Commercial production of ethylene oxide dates back to 1914 when BASF built the first factory which used the chlorohydrin process (reaction of ethylene chlorohydrin with calcium hydroxide). The chlorohydrin process was unattractive for several reasons, including low efficiency and loss of valuable chlorine into calcium chloride. More efficient direct oxidation of ethylene by air was invented by Lefort in 1931 and in 1937 Union Carbide opened the first plant using this process. It was further improved in 1958 by Shell Oil Co. by replacing air with oxygen and using elevated temperature of 200–300 °C and pressure (1–3 MPa).This more efficient routine accounted for about half of ethylene oxide production in the 1950s in the U.S., and after 1975 it completely replaced the previous methods.

Akzo Nobel, BASF, Clariant, Dow Chemical, Equistar Chemical, Huntsman, Ineos, LG Chem, Mitsubishi Chemical, Mitsui Chemical, Reliance Industries Ltd, Sasol, Shanghai Petrochemical and Shell are some of the leading producers of EO in the world.
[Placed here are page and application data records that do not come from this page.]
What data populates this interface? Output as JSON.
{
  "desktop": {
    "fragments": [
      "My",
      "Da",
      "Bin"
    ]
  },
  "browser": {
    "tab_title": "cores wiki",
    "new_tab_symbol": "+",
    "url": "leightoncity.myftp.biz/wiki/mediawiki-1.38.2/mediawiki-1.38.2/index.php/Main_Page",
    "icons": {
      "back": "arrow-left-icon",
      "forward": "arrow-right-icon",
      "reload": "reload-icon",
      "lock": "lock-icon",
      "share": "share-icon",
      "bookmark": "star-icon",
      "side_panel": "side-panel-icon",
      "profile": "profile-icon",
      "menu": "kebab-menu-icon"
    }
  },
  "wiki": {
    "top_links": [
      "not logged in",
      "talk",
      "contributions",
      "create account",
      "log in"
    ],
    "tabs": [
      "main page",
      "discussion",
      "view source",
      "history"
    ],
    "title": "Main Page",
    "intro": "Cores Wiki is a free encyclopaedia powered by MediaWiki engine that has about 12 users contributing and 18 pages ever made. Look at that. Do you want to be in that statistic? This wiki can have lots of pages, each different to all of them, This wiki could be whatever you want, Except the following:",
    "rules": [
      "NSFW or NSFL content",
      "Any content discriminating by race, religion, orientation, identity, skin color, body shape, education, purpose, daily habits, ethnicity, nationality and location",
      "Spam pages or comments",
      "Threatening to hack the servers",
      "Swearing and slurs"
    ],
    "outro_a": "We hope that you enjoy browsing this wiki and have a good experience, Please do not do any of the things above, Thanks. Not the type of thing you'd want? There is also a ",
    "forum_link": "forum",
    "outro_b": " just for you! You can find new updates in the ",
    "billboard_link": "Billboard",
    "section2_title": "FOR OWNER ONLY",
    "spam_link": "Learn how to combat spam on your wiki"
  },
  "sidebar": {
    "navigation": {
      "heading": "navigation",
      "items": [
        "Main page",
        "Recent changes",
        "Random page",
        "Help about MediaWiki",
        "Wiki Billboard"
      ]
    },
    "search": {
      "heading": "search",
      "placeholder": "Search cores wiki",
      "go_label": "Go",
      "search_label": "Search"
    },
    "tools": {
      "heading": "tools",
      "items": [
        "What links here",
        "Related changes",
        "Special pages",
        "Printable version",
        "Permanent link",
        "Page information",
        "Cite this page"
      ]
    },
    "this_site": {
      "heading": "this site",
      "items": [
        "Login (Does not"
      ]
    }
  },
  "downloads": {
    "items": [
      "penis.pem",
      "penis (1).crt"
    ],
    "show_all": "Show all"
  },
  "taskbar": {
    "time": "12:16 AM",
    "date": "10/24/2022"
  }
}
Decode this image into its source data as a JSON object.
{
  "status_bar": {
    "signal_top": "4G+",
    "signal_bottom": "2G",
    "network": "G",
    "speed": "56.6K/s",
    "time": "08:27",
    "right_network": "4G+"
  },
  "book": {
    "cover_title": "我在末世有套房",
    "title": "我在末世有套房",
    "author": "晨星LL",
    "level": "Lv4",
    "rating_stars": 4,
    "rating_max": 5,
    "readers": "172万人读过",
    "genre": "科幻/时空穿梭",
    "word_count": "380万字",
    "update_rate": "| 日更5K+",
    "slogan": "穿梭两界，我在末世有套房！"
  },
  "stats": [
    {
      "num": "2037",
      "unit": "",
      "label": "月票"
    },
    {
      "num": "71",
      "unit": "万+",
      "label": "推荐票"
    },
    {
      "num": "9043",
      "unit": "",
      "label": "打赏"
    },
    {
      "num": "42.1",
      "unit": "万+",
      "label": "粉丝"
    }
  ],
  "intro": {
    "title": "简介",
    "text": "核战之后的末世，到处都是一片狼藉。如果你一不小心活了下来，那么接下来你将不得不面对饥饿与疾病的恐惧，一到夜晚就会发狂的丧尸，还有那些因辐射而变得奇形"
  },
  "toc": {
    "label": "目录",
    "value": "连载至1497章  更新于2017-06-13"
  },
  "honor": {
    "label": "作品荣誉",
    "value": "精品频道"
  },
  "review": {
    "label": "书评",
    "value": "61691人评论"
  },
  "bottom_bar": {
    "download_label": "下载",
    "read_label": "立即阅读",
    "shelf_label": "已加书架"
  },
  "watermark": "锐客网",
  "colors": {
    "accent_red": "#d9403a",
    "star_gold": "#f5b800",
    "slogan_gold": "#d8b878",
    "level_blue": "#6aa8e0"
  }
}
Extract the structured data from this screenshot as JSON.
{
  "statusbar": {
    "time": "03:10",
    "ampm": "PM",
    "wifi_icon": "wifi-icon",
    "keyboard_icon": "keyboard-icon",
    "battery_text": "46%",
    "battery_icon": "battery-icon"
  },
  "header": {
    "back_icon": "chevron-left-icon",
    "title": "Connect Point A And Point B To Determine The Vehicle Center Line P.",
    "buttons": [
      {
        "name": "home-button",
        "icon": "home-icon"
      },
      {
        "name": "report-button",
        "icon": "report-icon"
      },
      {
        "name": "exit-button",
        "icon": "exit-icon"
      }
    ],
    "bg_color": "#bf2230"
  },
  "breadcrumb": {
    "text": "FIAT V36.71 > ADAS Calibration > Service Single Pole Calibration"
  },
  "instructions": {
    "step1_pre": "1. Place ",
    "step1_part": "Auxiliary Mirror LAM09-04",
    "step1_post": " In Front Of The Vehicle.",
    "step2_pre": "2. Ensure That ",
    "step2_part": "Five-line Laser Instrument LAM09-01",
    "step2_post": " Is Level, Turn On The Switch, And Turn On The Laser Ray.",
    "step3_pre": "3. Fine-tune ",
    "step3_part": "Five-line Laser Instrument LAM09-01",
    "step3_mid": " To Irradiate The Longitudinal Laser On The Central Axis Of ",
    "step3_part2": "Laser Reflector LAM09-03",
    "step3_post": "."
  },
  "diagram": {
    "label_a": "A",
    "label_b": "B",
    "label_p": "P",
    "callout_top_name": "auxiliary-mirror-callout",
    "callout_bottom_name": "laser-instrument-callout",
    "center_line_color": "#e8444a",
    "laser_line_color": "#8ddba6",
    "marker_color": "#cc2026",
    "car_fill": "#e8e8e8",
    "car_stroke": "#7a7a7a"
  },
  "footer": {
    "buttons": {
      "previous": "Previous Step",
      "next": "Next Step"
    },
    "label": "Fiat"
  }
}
The Global capacity in 2011 was 26 MMT which is expected to grow to 29 MMT in 2016. In India the EO capacity in 2011 was 209 KTA which is expected to touch 254 KTA. Reliance Industries Ltd has planned capacity addition in EO. In 2011 the company had a capacity of 154 KTA which is expected to touch 189 KTA. India Glycols has also planned expansion from 55 KTA in 2011 to 65 KTA in 2016.

Ethylene oxide is important or critical to the production of detergents, thickeners, solvents, plastics, and various organic chemicals such as ethylene glycol, ethanolamines, simple and complex glycols, polyglycol ethers and other compounds. As a poison gas that leaves no residue on items it contacts, pure ethylene oxide is a disinfectant that is widely used in hospitals and the medical equipment industry to replace steam in the sterilization of heat-sensitive tools and equipment, such as disposable plastic syringes.

Other Uses - Ethylene oxide is used as a fumigant and disinfecting agent, as a mixture with carbon dioxide (8.5–80% of ethylene oxide), nitrogen or dichlorodifluoromethane (12% ethylene oxide). It is applied for gas-phase sterilization of medical equipment and instruments, packaging materials and clothing, surgical and scientific equipment; for processing of storage facilities (tobacco, packages of grain, sacks of rice, etc.), clothing, furs and valuable documents. Ethylene oxide is used as an accelerator of maturation of tobacco leaves and fungicide. Ethylene oxide is also used as a main component of thermobaric weapons (fuel-air explosives).

Ethylene Oxide Scientific Design Process:

In this process, compressed oxygen, ethylene and recycled gas are mixed and fed to a multi-tubular catalytic reactor.

Ethylene Glycol Scientific Design Process:

This method combines EO and makeup process water with recycled water in the feed tank and pumps the mix to the hydration reactor.

Capacity (kt) Actual Projected
2011-12 2012-13 2013-14 2014-15 2015-16 2016-17
RIL 154 148 171 189 189 189
India Glycol 55 55 65 65 65 65
Total 209 203 236 254 254 254

Producer EO: India Demand Supply
Actual Projected
2011-12 2012-13 2013-14 2014-15 2015-16 2016-17
Capacity 209 203 236 254 254 254
Prod/Cons 173 190 202 213 226 241
Consumption 173 190 202 213 226 241
Cons Growth (%)   9.5% 6.4% 5.6% 6.1% 6.6%

About Us | Member Area | Feedback | Contact us | SiteMap
Copyrights © 2012 – CPMA – Chemicals and Petrochemicals Manufacturers’ Association . All Rights Reserved
Developed by - Innovins